> _DESCRIPTION OF THE TASK_
Provide only the number of lines in the records below that contain "initargs".

=== EXERCISE INPUTS ===

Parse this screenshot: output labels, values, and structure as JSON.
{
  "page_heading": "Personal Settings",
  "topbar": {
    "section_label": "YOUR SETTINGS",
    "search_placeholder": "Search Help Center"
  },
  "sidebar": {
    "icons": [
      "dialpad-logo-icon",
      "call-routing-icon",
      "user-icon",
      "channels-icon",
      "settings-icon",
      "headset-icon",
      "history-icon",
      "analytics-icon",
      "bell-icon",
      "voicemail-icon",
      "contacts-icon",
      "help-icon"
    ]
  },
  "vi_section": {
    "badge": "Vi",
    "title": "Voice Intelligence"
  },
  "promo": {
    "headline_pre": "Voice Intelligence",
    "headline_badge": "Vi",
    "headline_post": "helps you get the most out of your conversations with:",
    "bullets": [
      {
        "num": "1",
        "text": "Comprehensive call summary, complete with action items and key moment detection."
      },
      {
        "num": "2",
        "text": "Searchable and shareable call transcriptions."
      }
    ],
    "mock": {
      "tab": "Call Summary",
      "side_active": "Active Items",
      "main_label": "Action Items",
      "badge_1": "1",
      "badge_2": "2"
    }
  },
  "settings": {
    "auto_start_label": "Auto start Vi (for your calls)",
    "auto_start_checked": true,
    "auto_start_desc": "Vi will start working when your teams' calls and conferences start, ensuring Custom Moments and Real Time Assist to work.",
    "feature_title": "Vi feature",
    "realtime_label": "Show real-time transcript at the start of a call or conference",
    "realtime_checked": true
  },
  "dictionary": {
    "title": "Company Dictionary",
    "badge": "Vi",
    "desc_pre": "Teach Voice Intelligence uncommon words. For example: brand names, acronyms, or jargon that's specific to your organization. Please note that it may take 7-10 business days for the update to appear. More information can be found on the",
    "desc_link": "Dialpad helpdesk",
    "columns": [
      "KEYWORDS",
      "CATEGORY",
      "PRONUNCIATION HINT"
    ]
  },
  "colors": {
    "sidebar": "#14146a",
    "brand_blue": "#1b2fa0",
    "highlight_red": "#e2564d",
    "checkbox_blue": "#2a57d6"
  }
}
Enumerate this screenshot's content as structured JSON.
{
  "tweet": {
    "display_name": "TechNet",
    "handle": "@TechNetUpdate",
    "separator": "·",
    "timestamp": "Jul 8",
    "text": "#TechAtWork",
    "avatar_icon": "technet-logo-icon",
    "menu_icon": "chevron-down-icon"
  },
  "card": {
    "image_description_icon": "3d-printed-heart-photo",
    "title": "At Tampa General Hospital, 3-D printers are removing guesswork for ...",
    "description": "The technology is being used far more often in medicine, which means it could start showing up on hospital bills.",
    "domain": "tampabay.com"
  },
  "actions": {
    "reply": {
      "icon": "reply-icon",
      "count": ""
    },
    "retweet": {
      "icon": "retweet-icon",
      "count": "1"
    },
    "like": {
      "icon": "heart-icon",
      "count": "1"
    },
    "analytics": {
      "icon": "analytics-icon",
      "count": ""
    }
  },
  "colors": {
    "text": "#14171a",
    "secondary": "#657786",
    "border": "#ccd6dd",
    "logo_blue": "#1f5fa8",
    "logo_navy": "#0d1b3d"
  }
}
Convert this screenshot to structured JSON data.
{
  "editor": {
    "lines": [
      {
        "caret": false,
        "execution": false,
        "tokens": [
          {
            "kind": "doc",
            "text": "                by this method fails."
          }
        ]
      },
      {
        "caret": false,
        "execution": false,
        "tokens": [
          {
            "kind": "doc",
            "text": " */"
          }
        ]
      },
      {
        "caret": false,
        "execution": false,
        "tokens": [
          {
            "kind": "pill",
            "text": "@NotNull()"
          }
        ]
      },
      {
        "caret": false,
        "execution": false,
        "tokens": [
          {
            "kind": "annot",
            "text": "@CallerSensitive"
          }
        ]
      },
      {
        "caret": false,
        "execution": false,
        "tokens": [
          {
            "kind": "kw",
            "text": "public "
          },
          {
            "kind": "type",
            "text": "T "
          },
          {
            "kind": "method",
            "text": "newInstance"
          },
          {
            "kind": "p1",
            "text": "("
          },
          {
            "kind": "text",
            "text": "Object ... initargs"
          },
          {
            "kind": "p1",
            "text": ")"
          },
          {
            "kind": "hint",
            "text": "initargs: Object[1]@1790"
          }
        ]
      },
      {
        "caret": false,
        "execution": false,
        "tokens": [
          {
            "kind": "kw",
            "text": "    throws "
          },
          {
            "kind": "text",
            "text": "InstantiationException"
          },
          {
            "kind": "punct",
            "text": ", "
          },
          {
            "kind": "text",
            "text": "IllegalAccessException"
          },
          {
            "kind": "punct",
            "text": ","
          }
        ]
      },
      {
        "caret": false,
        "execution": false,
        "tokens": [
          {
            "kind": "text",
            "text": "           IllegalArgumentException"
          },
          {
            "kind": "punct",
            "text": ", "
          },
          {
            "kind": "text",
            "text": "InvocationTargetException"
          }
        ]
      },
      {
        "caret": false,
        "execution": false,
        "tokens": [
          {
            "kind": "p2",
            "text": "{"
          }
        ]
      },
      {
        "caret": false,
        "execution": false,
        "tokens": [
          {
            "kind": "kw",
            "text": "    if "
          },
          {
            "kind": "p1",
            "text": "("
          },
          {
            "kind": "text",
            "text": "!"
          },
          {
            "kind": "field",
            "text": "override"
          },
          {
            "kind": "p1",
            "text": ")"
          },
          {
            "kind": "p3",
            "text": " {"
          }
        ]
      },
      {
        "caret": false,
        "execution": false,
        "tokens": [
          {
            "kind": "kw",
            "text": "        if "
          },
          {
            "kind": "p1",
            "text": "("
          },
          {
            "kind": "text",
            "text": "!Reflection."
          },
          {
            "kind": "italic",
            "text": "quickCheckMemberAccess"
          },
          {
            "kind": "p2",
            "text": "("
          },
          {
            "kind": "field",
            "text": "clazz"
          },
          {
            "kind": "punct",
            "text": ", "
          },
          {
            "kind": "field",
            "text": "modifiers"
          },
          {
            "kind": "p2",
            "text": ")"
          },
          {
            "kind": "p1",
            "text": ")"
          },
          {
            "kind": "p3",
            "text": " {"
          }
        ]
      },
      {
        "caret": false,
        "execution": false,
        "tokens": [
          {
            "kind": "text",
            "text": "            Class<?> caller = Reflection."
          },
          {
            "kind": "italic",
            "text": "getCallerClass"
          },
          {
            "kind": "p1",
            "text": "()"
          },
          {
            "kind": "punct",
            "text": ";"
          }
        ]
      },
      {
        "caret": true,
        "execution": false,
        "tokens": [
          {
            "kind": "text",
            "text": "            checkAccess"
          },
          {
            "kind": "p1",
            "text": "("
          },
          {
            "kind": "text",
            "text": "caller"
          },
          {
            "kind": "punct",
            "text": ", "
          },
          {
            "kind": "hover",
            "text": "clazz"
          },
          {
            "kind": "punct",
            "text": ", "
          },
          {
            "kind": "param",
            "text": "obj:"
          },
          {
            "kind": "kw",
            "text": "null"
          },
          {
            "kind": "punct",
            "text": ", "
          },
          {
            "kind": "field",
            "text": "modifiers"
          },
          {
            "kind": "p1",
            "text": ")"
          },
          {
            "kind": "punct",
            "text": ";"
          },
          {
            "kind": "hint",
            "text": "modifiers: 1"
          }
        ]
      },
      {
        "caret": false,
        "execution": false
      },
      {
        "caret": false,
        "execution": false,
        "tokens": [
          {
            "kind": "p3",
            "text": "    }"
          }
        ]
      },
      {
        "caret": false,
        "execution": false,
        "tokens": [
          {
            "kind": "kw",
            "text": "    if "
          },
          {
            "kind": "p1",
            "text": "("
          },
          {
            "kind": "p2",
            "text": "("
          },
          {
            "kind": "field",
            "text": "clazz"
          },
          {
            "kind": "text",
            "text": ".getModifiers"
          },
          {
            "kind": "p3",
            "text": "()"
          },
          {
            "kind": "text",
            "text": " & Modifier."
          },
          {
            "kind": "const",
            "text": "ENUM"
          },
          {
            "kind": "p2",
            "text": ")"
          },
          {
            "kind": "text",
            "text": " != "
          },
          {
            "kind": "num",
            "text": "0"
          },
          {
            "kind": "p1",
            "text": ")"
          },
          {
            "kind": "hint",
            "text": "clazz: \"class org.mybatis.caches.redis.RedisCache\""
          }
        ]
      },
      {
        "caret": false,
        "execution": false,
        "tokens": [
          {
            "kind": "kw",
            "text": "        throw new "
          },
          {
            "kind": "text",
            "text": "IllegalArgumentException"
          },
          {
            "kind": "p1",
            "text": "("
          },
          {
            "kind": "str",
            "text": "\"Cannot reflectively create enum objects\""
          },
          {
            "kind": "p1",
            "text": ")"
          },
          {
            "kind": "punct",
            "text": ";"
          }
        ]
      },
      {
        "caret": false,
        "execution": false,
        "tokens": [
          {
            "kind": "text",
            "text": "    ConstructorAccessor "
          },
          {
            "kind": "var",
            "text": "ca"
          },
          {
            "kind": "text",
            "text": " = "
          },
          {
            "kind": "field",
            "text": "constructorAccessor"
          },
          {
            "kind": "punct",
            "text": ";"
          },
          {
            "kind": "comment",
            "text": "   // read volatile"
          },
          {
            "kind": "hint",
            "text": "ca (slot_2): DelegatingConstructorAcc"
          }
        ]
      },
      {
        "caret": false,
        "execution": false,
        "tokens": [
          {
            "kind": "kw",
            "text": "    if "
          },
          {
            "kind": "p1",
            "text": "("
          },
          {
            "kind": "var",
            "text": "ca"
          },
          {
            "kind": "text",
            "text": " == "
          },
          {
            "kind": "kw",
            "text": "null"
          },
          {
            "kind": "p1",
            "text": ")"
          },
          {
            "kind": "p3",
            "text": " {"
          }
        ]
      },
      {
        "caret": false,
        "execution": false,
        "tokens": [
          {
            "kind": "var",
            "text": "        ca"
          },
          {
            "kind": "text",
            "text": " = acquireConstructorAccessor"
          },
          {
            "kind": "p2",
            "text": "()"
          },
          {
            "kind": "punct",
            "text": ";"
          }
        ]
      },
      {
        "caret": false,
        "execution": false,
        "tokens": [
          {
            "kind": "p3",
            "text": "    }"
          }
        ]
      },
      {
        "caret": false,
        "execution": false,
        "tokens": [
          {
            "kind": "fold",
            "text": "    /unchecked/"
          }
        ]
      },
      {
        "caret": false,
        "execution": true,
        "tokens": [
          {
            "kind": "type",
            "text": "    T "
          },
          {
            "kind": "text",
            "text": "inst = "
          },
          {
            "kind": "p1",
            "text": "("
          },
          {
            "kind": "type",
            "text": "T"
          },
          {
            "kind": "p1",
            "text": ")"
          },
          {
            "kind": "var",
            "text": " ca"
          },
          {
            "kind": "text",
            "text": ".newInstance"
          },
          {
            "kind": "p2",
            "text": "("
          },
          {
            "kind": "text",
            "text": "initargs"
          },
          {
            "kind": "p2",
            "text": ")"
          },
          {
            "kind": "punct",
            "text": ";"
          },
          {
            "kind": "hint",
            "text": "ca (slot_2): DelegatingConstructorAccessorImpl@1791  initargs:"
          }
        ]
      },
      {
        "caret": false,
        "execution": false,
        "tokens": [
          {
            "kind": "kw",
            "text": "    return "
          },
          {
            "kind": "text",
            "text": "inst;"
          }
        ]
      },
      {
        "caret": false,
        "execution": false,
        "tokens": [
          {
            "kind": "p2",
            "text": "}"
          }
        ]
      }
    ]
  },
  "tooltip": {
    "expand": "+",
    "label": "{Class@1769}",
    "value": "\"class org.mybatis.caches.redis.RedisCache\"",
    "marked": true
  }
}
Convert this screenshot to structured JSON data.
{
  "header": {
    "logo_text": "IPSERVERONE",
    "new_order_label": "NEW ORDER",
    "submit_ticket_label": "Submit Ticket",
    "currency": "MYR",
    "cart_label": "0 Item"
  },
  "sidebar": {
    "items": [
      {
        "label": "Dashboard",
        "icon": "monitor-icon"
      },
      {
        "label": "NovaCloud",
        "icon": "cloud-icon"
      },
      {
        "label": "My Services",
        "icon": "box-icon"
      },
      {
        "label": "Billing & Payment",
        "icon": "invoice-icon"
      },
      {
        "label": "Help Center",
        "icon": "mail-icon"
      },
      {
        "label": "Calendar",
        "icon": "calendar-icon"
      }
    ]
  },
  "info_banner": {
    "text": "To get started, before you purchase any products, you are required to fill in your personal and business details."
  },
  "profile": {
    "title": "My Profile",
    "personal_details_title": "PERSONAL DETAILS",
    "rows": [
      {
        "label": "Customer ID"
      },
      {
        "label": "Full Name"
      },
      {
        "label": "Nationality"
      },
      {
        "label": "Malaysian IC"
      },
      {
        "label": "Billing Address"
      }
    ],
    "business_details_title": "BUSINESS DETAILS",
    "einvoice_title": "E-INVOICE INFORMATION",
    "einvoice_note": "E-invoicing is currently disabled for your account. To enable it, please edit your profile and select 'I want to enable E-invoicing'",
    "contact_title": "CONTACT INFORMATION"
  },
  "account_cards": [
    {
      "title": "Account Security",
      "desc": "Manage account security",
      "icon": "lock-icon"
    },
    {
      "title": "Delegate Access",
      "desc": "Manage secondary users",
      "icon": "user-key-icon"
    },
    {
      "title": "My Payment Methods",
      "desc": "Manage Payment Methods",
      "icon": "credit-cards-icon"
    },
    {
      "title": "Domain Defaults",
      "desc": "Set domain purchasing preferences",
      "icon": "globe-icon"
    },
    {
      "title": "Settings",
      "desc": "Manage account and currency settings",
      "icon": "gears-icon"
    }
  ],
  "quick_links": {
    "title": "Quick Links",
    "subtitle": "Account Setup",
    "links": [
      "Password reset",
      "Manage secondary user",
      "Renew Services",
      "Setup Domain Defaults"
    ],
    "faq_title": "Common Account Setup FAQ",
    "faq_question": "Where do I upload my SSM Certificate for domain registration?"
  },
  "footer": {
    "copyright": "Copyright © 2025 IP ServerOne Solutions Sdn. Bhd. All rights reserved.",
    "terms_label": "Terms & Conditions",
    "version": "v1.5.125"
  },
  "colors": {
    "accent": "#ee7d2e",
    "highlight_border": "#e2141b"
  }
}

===

> _ANSWER TO THIS PROBLEM_
4